Action item –
Every single record needs to be restated word for word.

━━━━━━━━

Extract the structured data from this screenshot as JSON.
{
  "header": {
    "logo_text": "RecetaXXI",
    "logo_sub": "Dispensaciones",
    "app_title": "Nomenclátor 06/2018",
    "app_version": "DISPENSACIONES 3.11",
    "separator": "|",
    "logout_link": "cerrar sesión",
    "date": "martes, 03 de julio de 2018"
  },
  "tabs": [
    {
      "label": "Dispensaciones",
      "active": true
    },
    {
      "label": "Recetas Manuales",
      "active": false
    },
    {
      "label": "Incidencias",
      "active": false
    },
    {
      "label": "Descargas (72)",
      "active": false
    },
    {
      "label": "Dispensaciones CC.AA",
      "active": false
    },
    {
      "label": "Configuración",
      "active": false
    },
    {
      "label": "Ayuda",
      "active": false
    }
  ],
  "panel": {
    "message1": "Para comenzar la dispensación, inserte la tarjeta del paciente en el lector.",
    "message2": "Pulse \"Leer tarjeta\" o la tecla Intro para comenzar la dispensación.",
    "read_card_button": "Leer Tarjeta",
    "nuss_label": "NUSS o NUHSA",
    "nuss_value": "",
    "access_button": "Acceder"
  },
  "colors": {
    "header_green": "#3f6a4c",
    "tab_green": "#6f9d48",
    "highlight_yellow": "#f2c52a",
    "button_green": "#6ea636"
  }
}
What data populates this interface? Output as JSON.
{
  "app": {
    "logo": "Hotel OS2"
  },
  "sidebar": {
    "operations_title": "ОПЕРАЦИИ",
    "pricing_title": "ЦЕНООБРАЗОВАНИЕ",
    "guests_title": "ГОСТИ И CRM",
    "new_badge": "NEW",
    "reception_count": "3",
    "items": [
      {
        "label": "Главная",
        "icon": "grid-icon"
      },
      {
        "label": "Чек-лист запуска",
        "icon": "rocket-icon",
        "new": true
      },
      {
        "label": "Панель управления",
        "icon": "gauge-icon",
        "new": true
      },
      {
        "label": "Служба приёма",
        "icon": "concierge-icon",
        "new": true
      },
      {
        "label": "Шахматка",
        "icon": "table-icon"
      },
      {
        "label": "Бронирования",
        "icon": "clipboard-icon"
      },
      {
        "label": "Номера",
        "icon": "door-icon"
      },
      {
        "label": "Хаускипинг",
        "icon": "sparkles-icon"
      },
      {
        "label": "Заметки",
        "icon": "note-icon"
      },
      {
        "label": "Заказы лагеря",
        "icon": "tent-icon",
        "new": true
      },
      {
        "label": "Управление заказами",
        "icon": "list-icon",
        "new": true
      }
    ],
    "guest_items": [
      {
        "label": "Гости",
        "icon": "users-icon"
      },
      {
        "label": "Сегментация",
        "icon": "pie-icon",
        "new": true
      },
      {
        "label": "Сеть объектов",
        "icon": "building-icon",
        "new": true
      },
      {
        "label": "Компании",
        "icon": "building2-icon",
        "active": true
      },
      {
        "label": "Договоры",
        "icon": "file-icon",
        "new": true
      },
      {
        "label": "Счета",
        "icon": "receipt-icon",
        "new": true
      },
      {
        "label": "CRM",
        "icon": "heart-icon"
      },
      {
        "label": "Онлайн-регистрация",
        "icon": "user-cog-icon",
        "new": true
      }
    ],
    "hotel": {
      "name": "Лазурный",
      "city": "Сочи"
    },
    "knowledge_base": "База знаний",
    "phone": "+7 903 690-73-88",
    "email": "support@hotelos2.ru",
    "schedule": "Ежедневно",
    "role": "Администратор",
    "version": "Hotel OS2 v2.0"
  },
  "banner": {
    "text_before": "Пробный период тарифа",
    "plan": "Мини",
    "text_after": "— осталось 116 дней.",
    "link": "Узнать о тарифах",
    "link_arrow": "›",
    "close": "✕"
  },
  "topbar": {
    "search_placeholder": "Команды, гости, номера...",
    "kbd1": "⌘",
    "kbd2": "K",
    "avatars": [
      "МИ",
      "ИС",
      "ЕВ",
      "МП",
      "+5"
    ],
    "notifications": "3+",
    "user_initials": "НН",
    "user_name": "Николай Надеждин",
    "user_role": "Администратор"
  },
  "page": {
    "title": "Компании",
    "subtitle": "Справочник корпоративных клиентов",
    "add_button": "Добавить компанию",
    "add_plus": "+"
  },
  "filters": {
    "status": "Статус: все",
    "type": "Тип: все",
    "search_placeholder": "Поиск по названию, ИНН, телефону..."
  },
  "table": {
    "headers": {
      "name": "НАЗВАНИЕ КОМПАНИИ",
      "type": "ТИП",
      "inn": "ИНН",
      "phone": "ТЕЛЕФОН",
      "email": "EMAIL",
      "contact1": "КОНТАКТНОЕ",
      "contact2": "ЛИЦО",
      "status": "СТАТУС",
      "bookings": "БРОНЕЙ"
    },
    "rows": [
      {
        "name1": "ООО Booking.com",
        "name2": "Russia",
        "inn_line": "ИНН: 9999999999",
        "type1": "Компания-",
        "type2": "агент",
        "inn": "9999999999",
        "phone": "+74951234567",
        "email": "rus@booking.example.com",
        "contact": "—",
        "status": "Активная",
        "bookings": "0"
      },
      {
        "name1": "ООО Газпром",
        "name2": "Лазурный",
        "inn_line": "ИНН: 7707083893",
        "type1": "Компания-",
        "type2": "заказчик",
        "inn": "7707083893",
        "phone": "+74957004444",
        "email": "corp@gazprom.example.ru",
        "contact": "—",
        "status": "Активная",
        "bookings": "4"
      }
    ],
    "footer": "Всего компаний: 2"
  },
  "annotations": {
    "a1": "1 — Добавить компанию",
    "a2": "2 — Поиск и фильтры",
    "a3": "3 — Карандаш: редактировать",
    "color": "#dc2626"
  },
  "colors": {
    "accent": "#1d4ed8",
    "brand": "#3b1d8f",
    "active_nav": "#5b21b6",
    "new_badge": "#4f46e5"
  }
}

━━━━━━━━

Solution below –
Extract the structured data from this screenshot as JSON.
{
  "header": {
    "logo_text": "RecetaXXI",
    "logo_sub": "Dispensaciones",
    "app_title": "Nomenclátor 06/2018",
    "app_version": "DISPENSACIONES 3.11",
    "separator": "|",
    "logout_link": "cerrar sesión",
    "date": "martes, 03 de julio de 2018"
  },
  "tabs": [
    {
      "label": "Dispensaciones",
      "active": true
    },
    {
      "label": "Recetas Manuales",
      "active": false
    },
    {
      "label": "Incidencias",
      "active": false
    },
    {
      "label": "Descargas (72)",
      "active": false
    },
    {
      "label": "Dispensaciones CC.AA",
      "active": false
    },
    {
      "label": "Configuración",
      "active": false
    },
    {
      "label": "Ayuda",
      "active": false
    }
  ],
  "panel": {
    "message1": "Para comenzar la dispensación, inserte la tarjeta del paciente en el lector.",
    "message2": "Pulse \"Leer tarjeta\" o la tecla Intro para comenzar la dispensación.",
    "read_card_button": "Leer Tarjeta",
    "nuss_label": "NUSS o NUHSA",
    "nuss_value": "",
    "access_button": "Acceder"
  },
  "colors": {
    "header_green": "#3f6a4c",
    "tab_green": "#6f9d48",
    "highlight_yellow": "#f2c52a",
    "button_green": "#6ea636"
  }
}
What data populates this interface? Output as JSON.
{
  "app": {
    "logo": "Hotel OS2"
  },
  "sidebar": {
    "operations_title": "ОПЕРАЦИИ",
    "pricing_title": "ЦЕНООБРАЗОВАНИЕ",
    "guests_title": "ГОСТИ И CRM",
    "new_badge": "NEW",
    "reception_count": "3",
    "items": [
      {
        "label": "Главная",
        "icon": "grid-icon"
      },
      {
        "label": "Чек-лист запуска",
        "icon": "rocket-icon",
        "new": true
      },
      {
        "label": "Панель управления",
        "icon": "gauge-icon",
        "new": true
      },
      {
        "label": "Служба приёма",
        "icon": "concierge-icon",
        "new": true
      },
      {
        "label": "Шахматка",
        "icon": "table-icon"
      },
      {
        "label": "Бронирования",
        "icon": "clipboard-icon"
      },
      {
        "label": "Номера",
        "icon": "door-icon"
      },
      {
        "label": "Хаускипинг",
        "icon": "sparkles-icon"
      },
      {
        "label": "Заметки",
        "icon": "note-icon"
      },
      {
        "label": "Заказы лагеря",
        "icon": "tent-icon",
        "new": true
      },
      {
        "label": "Управление заказами",
        "icon": "list-icon",
        "new": true
      }
    ],
    "guest_items": [
      {
        "label": "Гости",
        "icon": "users-icon"
      },
      {
        "label": "Сегментация",
        "icon": "pie-icon",
        "new": true
      },
      {
        "label": "Сеть объектов",
        "icon": "building-icon",
        "new": true
      },
      {
        "label": "Компании",
        "icon": "building2-icon",
        "active": true
      },
      {
        "label": "Договоры",
        "icon": "file-icon",
        "new": true
      },
      {
        "label": "Счета",
        "icon": "receipt-icon",
        "new": true
      },
      {
        "label": "CRM",
        "icon": "heart-icon"
      },
      {
        "label": "Онлайн-регистрация",
        "icon": "user-cog-icon",
        "new": true
      }
    ],
    "hotel": {
      "name": "Лазурный",
      "city": "Сочи"
    },
    "knowledge_base": "База знаний",
    "phone": "+7 903 690-73-88",
    "email": "support@hotelos2.ru",
    "schedule": "Ежедневно",
    "role": "Администратор",
    "version": "Hotel OS2 v2.0"
  },
  "banner": {
    "text_before": "Пробный период тарифа",
    "plan": "Мини",
    "text_after": "— осталось 116 дней.",
    "link": "Узнать о тарифах",
    "link_arrow": "›",
    "close": "✕"
  },
  "topbar": {
    "search_placeholder": "Команды, гости, номера...",
    "kbd1": "⌘",
    "kbd2": "K",
    "avatars": [
      "МИ",
      "ИС",
      "ЕВ",
      "МП",
      "+5"
    ],
    "notifications": "3+",
    "user_initials": "НН",
    "user_name": "Николай Надеждин",
    "user_role": "Администратор"
  },
  "page": {
    "title": "Компании",
    "subtitle": "Справочник корпоративных клиентов",
    "add_button": "Добавить компанию",
    "add_plus": "+"
  },
  "filters": {
    "status": "Статус: все",
    "type": "Тип: все",
    "search_placeholder": "Поиск по названию, ИНН, телефону..."
  },
  "table": {
    "headers": {
      "name": "НАЗВАНИЕ КОМПАНИИ",
      "type": "ТИП",
      "inn": "ИНН",
      "phone": "ТЕЛЕФОН",
      "email": "EMAIL",
      "contact1": "КОНТАКТНОЕ",
      "contact2": "ЛИЦО",
      "status": "СТАТУС",
      "bookings": "БРОНЕЙ"
    },
    "rows": [
      {
        "name1": "ООО Booking.com",
        "name2": "Russia",
        "inn_line": "ИНН: 9999999999",
        "type1": "Компания-",
        "type2": "агент",
        "inn": "9999999999",
        "phone": "+74951234567",
        "email": "rus@booking.example.com",
        "contact": "—",
        "status": "Активная",
        "bookings": "0"
      },
      {
        "name1": "ООО Газпром",
        "name2": "Лазурный",
        "inn_line": "ИНН: 7707083893",
        "type1": "Компания-",
        "type2": "заказчик",
        "inn": "7707083893",
        "phone": "+74957004444",
        "email": "corp@gazprom.example.ru",
        "contact": "—",
        "status": "Активная",
        "bookings": "4"
      }
    ],
    "footer": "Всего компаний: 2"
  },
  "annotations": {
    "a1": "1 — Добавить компанию",
    "a2": "2 — Поиск и фильтры",
    "a3": "3 — Карандаш: редактировать",
    "color": "#dc2626"
  },
  "colors": {
    "accent": "#1d4ed8",
    "brand": "#3b1d8f",
    "active_nav": "#5b21b6",
    "new_badge": "#4f46e5"
  }
}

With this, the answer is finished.